■ Aim of the exercise ■
Please print every record exactly as it stands, leaving out the pictures.

Component data from apps and pages
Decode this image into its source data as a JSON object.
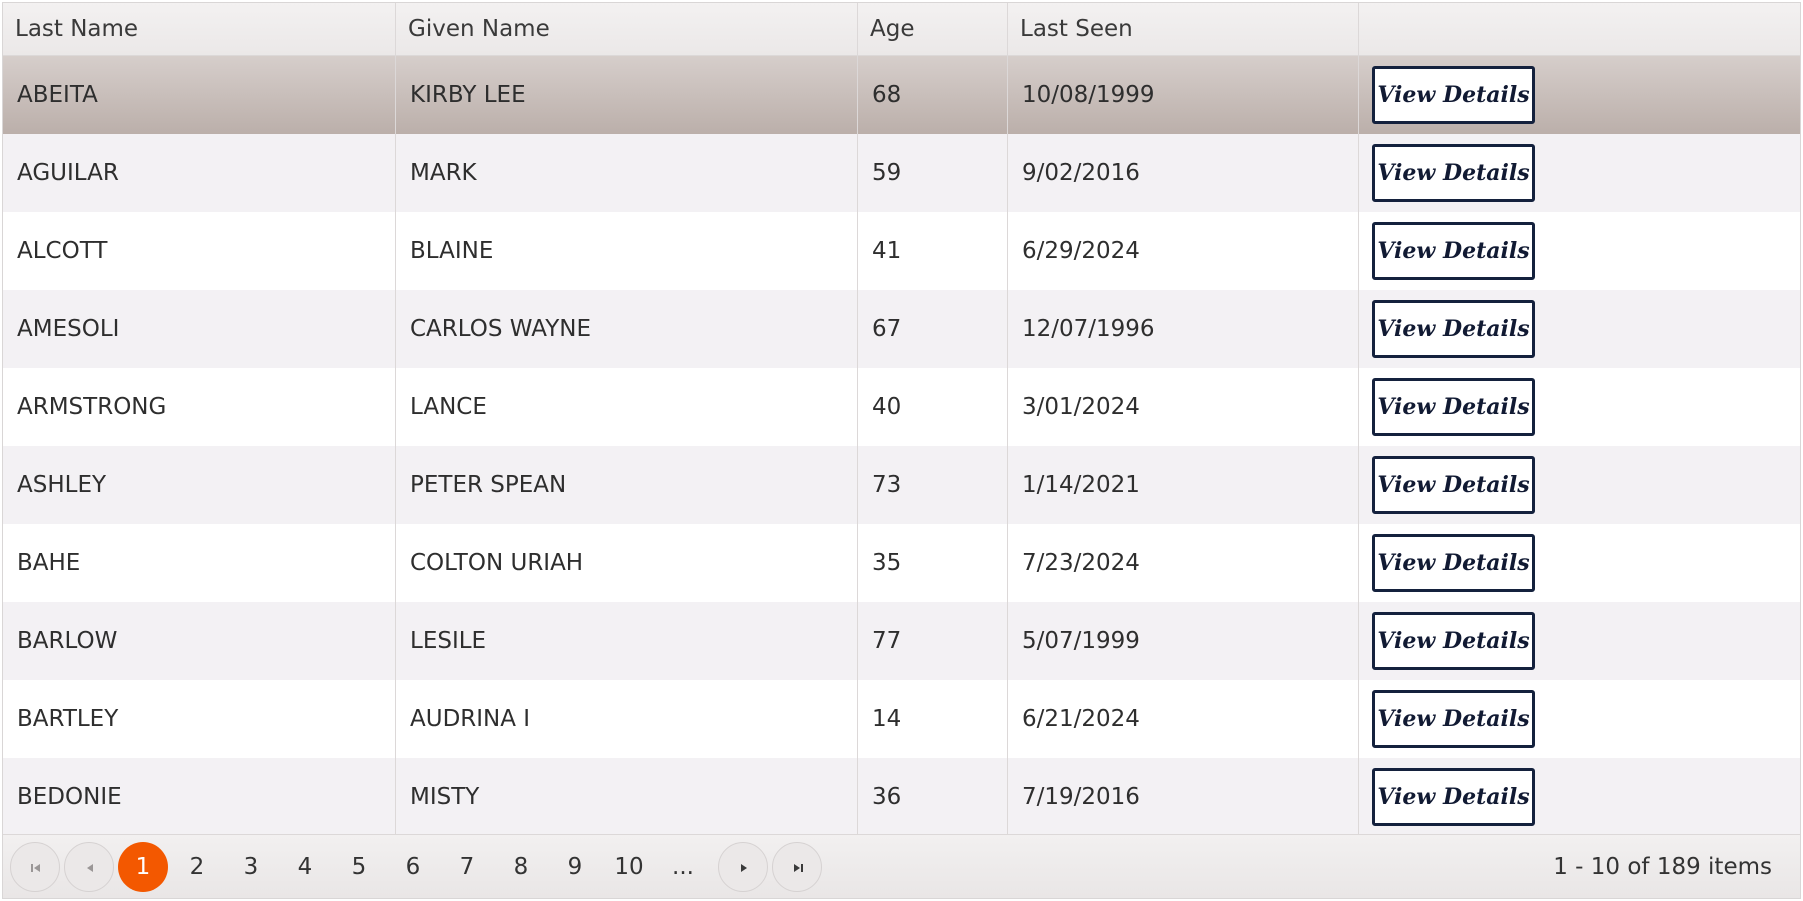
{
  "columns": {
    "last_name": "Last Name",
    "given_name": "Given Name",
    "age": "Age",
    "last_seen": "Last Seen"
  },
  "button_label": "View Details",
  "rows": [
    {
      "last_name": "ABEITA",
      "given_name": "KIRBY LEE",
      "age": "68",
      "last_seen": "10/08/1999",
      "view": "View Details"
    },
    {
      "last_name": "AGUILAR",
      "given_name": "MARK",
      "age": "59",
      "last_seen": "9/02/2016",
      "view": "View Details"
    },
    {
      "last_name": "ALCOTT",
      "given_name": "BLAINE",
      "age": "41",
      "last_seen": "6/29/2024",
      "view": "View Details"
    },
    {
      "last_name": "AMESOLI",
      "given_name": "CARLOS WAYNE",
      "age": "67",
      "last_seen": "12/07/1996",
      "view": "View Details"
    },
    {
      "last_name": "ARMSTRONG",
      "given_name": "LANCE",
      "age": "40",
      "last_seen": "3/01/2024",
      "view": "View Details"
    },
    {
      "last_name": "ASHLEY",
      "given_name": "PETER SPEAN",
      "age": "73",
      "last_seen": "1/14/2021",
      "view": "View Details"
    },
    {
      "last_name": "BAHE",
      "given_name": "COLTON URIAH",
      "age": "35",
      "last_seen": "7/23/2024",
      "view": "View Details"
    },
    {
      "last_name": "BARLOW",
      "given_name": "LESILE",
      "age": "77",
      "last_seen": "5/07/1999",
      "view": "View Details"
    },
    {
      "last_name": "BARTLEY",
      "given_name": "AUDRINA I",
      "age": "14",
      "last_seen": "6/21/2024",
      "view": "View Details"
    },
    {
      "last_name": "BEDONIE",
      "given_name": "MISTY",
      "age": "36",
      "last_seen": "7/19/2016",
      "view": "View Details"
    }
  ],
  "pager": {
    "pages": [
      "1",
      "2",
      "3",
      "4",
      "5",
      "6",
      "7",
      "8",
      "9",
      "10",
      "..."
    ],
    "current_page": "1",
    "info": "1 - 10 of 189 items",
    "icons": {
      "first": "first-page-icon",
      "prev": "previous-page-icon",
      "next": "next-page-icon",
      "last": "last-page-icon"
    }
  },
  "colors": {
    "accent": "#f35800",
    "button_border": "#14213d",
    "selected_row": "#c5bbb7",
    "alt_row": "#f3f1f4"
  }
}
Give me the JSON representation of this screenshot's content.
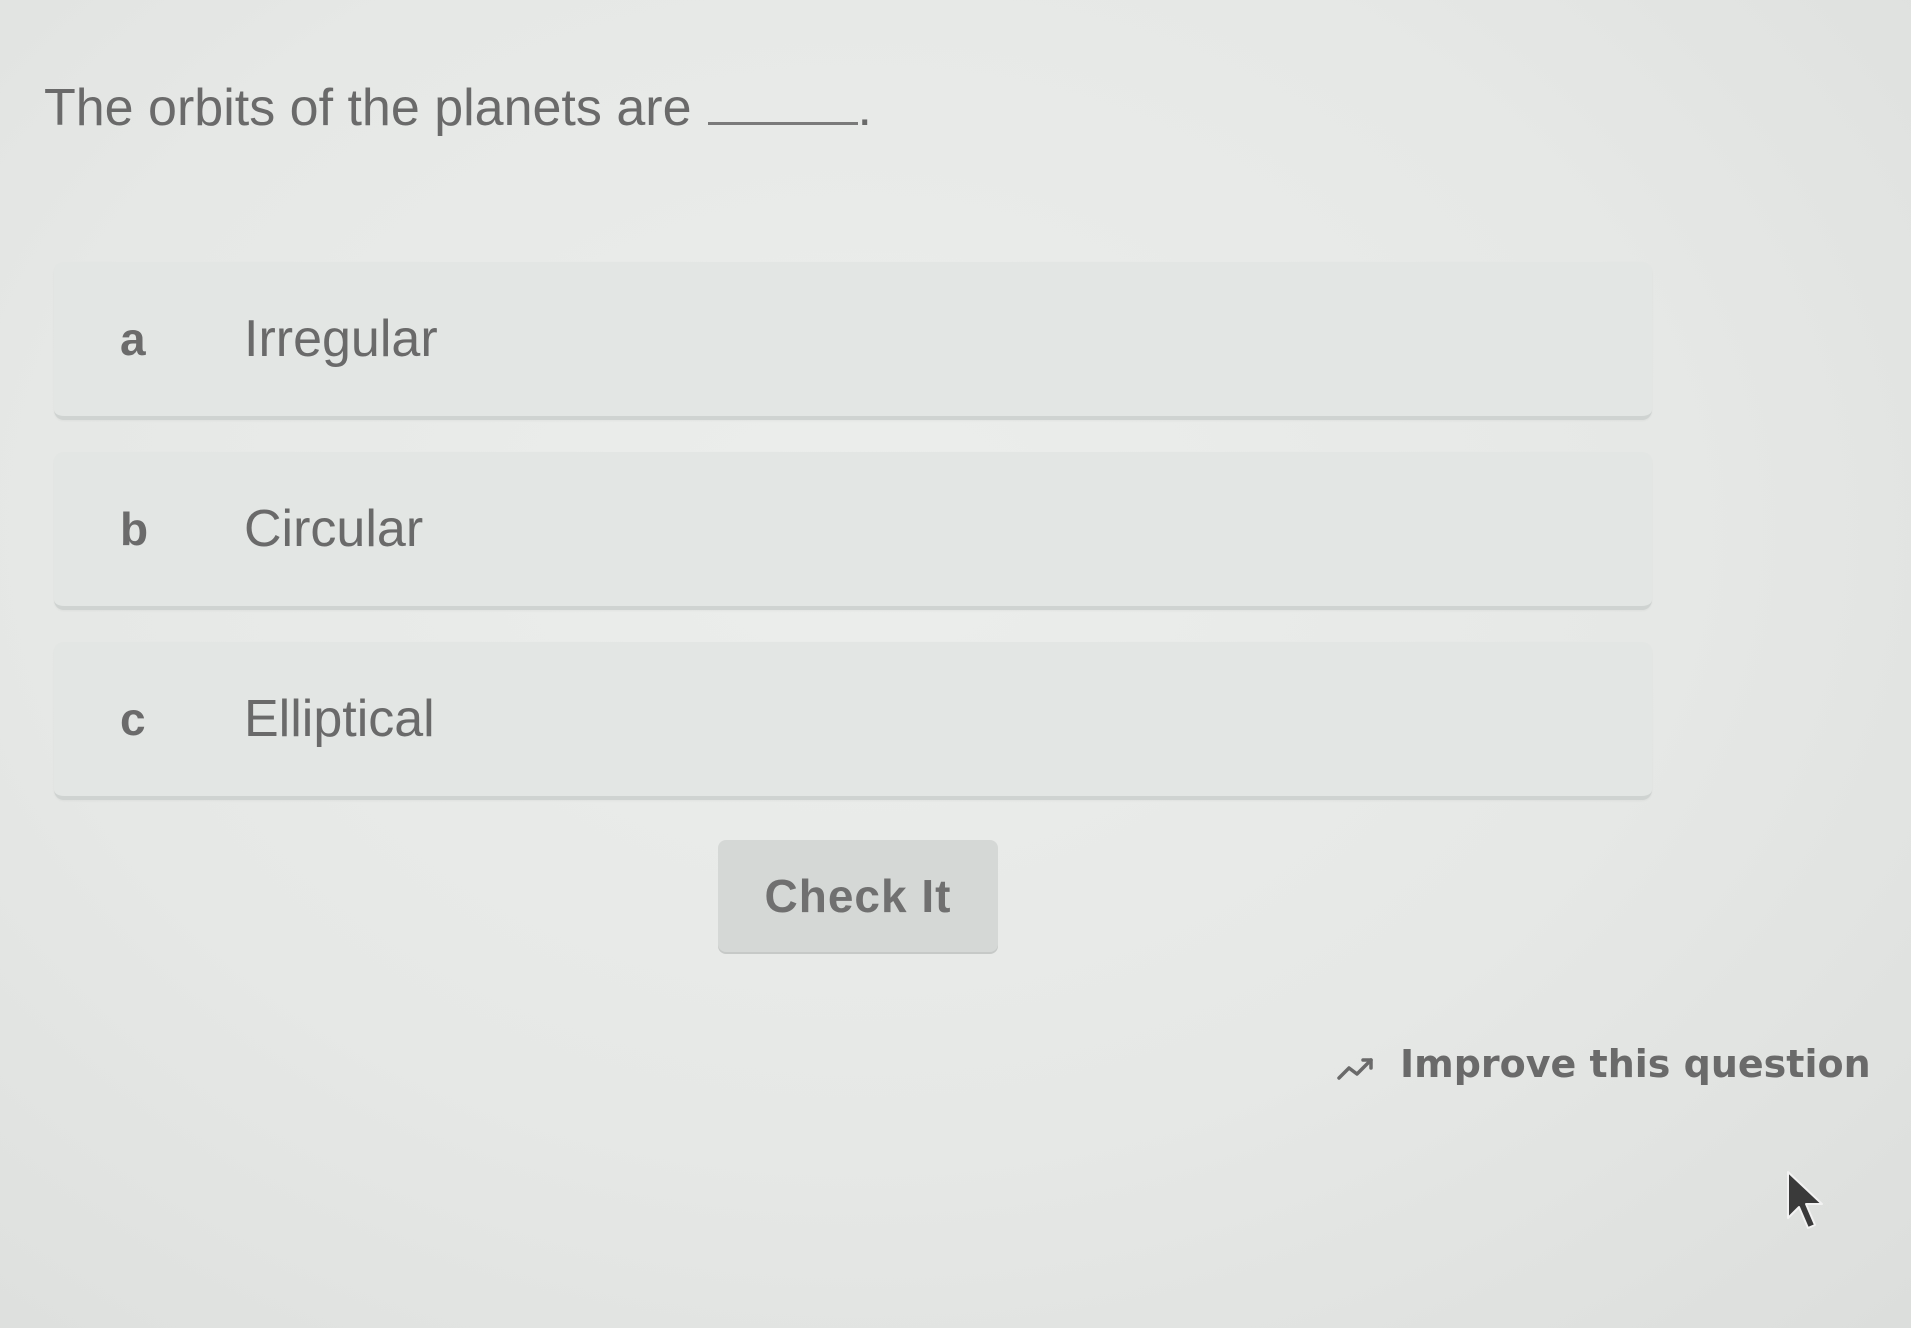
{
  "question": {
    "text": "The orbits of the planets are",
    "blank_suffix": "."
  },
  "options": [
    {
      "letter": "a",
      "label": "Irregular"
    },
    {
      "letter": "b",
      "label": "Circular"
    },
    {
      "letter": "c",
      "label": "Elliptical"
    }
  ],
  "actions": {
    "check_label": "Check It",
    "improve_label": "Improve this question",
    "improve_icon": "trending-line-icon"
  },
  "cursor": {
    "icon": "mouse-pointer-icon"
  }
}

■ Completed task ■
Decode this image into its source data as a JSON object.
{
  "columns": {
    "last_name": "Last Name",
    "given_name": "Given Name",
    "age": "Age",
    "last_seen": "Last Seen"
  },
  "button_label": "View Details",
  "rows": [
    {
      "last_name": "ABEITA",
      "given_name": "KIRBY LEE",
      "age": "68",
      "last_seen": "10/08/1999",
      "view": "View Details"
    },
    {
      "last_name": "AGUILAR",
      "given_name": "MARK",
      "age": "59",
      "last_seen": "9/02/2016",
      "view": "View Details"
    },
    {
      "last_name": "ALCOTT",
      "given_name": "BLAINE",
      "age": "41",
      "last_seen": "6/29/2024",
      "view": "View Details"
    },
    {
      "last_name": "AMESOLI",
      "given_name": "CARLOS WAYNE",
      "age": "67",
      "last_seen": "12/07/1996",
      "view": "View Details"
    },
    {
      "last_name": "ARMSTRONG",
      "given_name": "LANCE",
      "age": "40",
      "last_seen": "3/01/2024",
      "view": "View Details"
    },
    {
      "last_name": "ASHLEY",
      "given_name": "PETER SPEAN",
      "age": "73",
      "last_seen": "1/14/2021",
      "view": "View Details"
    },
    {
      "last_name": "BAHE",
      "given_name": "COLTON URIAH",
      "age": "35",
      "last_seen": "7/23/2024",
      "view": "View Details"
    },
    {
      "last_name": "BARLOW",
      "given_name": "LESILE",
      "age": "77",
      "last_seen": "5/07/1999",
      "view": "View Details"
    },
    {
      "last_name": "BARTLEY",
      "given_name": "AUDRINA I",
      "age": "14",
      "last_seen": "6/21/2024",
      "view": "View Details"
    },
    {
      "last_name": "BEDONIE",
      "given_name": "MISTY",
      "age": "36",
      "last_seen": "7/19/2016",
      "view": "View Details"
    }
  ],
  "pager": {
    "pages": [
      "1",
      "2",
      "3",
      "4",
      "5",
      "6",
      "7",
      "8",
      "9",
      "10",
      "..."
    ],
    "current_page": "1",
    "info": "1 - 10 of 189 items",
    "icons": {
      "first": "first-page-icon",
      "prev": "previous-page-icon",
      "next": "next-page-icon",
      "last": "last-page-icon"
    }
  },
  "colors": {
    "accent": "#f35800",
    "button_border": "#14213d",
    "selected_row": "#c5bbb7",
    "alt_row": "#f3f1f4"
  }
}
Give me the JSON representation of this screenshot's content.
{
  "question": {
    "text": "The orbits of the planets are",
    "blank_suffix": "."
  },
  "options": [
    {
      "letter": "a",
      "label": "Irregular"
    },
    {
      "letter": "b",
      "label": "Circular"
    },
    {
      "letter": "c",
      "label": "Elliptical"
    }
  ],
  "actions": {
    "check_label": "Check It",
    "improve_label": "Improve this question",
    "improve_icon": "trending-line-icon"
  },
  "cursor": {
    "icon": "mouse-pointer-icon"
  }
}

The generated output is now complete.